§ **YOUR TASK**
Every record below should appear in your answer, copied exactly.

(DATASET ENTRIES)

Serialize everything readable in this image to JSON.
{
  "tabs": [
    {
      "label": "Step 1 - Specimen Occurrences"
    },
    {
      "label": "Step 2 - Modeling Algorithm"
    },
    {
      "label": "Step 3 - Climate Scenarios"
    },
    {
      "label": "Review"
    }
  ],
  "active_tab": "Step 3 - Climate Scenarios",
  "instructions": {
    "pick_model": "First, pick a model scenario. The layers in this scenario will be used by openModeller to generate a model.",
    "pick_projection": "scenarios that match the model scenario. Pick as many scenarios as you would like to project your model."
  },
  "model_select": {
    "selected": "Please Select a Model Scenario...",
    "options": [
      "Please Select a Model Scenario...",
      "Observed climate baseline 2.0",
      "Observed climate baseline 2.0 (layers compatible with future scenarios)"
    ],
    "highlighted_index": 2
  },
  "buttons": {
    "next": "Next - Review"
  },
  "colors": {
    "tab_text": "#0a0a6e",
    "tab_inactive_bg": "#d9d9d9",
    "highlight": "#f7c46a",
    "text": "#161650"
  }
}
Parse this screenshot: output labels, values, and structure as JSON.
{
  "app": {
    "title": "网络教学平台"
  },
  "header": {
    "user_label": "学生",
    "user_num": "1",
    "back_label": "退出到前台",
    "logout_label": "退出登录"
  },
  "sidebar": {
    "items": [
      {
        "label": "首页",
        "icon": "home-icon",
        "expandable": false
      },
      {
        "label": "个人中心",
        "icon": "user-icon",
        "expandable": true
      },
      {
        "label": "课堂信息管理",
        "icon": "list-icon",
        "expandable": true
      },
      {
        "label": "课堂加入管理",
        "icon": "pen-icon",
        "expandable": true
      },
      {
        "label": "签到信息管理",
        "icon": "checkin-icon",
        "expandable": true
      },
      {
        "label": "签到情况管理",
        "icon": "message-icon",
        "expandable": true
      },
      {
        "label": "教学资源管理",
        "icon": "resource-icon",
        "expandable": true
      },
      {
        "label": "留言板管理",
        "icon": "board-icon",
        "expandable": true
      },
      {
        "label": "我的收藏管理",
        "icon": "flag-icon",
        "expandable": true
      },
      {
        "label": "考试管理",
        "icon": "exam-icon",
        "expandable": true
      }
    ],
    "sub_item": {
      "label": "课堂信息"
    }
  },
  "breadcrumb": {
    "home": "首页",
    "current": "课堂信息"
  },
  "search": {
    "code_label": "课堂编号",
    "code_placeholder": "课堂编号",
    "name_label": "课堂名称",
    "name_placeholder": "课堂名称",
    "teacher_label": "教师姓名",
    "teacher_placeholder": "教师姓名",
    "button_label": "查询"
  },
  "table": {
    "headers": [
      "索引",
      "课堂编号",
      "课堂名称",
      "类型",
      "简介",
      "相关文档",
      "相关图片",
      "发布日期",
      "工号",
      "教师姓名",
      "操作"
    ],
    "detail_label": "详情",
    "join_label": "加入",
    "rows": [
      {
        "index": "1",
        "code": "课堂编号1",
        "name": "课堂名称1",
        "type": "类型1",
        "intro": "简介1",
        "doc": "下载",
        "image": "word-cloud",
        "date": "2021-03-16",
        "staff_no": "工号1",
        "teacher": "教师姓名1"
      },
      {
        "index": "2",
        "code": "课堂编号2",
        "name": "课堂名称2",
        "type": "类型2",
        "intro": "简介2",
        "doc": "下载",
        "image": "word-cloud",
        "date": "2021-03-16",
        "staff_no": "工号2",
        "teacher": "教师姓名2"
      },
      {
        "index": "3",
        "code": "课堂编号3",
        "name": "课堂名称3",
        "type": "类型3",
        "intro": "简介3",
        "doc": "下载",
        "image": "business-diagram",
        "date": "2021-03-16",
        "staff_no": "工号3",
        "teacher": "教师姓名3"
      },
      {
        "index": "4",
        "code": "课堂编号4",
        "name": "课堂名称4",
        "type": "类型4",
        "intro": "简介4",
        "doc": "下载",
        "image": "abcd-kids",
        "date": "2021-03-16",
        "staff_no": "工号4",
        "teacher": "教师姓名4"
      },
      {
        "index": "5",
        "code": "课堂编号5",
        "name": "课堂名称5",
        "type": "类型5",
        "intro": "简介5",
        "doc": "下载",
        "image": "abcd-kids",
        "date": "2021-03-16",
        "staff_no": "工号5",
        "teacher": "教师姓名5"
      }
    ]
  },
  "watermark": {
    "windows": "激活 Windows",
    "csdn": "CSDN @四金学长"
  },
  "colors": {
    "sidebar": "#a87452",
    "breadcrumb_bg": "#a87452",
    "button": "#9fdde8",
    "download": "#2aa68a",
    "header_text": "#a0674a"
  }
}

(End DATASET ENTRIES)

§ **SOLUTION FOR THIS TASK**
Serialize everything readable in this image to JSON.
{
  "tabs": [
    {
      "label": "Step 1 - Specimen Occurrences"
    },
    {
      "label": "Step 2 - Modeling Algorithm"
    },
    {
      "label": "Step 3 - Climate Scenarios"
    },
    {
      "label": "Review"
    }
  ],
  "active_tab": "Step 3 - Climate Scenarios",
  "instructions": {
    "pick_model": "First, pick a model scenario. The layers in this scenario will be used by openModeller to generate a model.",
    "pick_projection": "scenarios that match the model scenario. Pick as many scenarios as you would like to project your model."
  },
  "model_select": {
    "selected": "Please Select a Model Scenario...",
    "options": [
      "Please Select a Model Scenario...",
      "Observed climate baseline 2.0",
      "Observed climate baseline 2.0 (layers compatible with future scenarios)"
    ],
    "highlighted_index": 2
  },
  "buttons": {
    "next": "Next - Review"
  },
  "colors": {
    "tab_text": "#0a0a6e",
    "tab_inactive_bg": "#d9d9d9",
    "highlight": "#f7c46a",
    "text": "#161650"
  }
}
Parse this screenshot: output labels, values, and structure as JSON.
{
  "app": {
    "title": "网络教学平台"
  },
  "header": {
    "user_label": "学生",
    "user_num": "1",
    "back_label": "退出到前台",
    "logout_label": "退出登录"
  },
  "sidebar": {
    "items": [
      {
        "label": "首页",
        "icon": "home-icon",
        "expandable": false
      },
      {
        "label": "个人中心",
        "icon": "user-icon",
        "expandable": true
      },
      {
        "label": "课堂信息管理",
        "icon": "list-icon",
        "expandable": true
      },
      {
        "label": "课堂加入管理",
        "icon": "pen-icon",
        "expandable": true
      },
      {
        "label": "签到信息管理",
        "icon": "checkin-icon",
        "expandable": true
      },
      {
        "label": "签到情况管理",
        "icon": "message-icon",
        "expandable": true
      },
      {
        "label": "教学资源管理",
        "icon": "resource-icon",
        "expandable": true
      },
      {
        "label": "留言板管理",
        "icon": "board-icon",
        "expandable": true
      },
      {
        "label": "我的收藏管理",
        "icon": "flag-icon",
        "expandable": true
      },
      {
        "label": "考试管理",
        "icon": "exam-icon",
        "expandable": true
      }
    ],
    "sub_item": {
      "label": "课堂信息"
    }
  },
  "breadcrumb": {
    "home": "首页",
    "current": "课堂信息"
  },
  "search": {
    "code_label": "课堂编号",
    "code_placeholder": "课堂编号",
    "name_label": "课堂名称",
    "name_placeholder": "课堂名称",
    "teacher_label": "教师姓名",
    "teacher_placeholder": "教师姓名",
    "button_label": "查询"
  },
  "table": {
    "headers": [
      "索引",
      "课堂编号",
      "课堂名称",
      "类型",
      "简介",
      "相关文档",
      "相关图片",
      "发布日期",
      "工号",
      "教师姓名",
      "操作"
    ],
    "detail_label": "详情",
    "join_label": "加入",
    "rows": [
      {
        "index": "1",
        "code": "课堂编号1",
        "name": "课堂名称1",
        "type": "类型1",
        "intro": "简介1",
        "doc": "下载",
        "image": "word-cloud",
        "date": "2021-03-16",
        "staff_no": "工号1",
        "teacher": "教师姓名1"
      },
      {
        "index": "2",
        "code": "课堂编号2",
        "name": "课堂名称2",
        "type": "类型2",
        "intro": "简介2",
        "doc": "下载",
        "image": "word-cloud",
        "date": "2021-03-16",
        "staff_no": "工号2",
        "teacher": "教师姓名2"
      },
      {
        "index": "3",
        "code": "课堂编号3",
        "name": "课堂名称3",
        "type": "类型3",
        "intro": "简介3",
        "doc": "下载",
        "image": "business-diagram",
        "date": "2021-03-16",
        "staff_no": "工号3",
        "teacher": "教师姓名3"
      },
      {
        "index": "4",
        "code": "课堂编号4",
        "name": "课堂名称4",
        "type": "类型4",
        "intro": "简介4",
        "doc": "下载",
        "image": "abcd-kids",
        "date": "2021-03-16",
        "staff_no": "工号4",
        "teacher": "教师姓名4"
      },
      {
        "index": "5",
        "code": "课堂编号5",
        "name": "课堂名称5",
        "type": "类型5",
        "intro": "简介5",
        "doc": "下载",
        "image": "abcd-kids",
        "date": "2021-03-16",
        "staff_no": "工号5",
        "teacher": "教师姓名5"
      }
    ]
  },
  "watermark": {
    "windows": "激活 Windows",
    "csdn": "CSDN @四金学长"
  },
  "colors": {
    "sidebar": "#a87452",
    "breadcrumb_bg": "#a87452",
    "button": "#9fdde8",
    "download": "#2aa68a",
    "header_text": "#a0674a"
  }
}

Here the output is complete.